-- Opening Marker --

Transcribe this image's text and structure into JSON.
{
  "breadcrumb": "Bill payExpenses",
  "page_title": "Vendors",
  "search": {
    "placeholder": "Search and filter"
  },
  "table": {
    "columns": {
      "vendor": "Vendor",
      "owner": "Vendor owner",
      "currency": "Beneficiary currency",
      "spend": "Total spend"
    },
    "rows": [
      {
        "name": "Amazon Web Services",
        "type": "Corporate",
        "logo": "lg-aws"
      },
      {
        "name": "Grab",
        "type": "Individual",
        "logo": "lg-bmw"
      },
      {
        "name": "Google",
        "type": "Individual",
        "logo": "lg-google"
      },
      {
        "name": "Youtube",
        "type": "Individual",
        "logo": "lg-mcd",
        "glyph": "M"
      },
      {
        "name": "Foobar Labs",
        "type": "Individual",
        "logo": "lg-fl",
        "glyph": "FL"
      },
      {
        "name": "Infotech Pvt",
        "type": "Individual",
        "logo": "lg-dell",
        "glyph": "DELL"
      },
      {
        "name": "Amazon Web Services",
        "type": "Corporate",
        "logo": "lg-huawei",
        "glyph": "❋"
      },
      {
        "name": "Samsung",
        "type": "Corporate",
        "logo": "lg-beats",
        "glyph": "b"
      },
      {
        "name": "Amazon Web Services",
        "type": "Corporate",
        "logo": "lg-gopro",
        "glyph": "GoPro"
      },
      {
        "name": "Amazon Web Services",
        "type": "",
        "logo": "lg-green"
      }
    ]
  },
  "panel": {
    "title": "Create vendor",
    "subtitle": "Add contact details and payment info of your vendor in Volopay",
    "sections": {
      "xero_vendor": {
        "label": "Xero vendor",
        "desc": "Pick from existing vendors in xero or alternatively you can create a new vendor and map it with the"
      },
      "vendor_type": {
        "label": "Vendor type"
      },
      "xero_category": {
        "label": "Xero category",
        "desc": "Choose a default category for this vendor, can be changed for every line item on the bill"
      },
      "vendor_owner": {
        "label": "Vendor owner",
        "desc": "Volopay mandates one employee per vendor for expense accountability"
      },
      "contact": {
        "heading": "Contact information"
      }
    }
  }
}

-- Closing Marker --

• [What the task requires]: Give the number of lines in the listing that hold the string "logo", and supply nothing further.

• [Answer box]: 10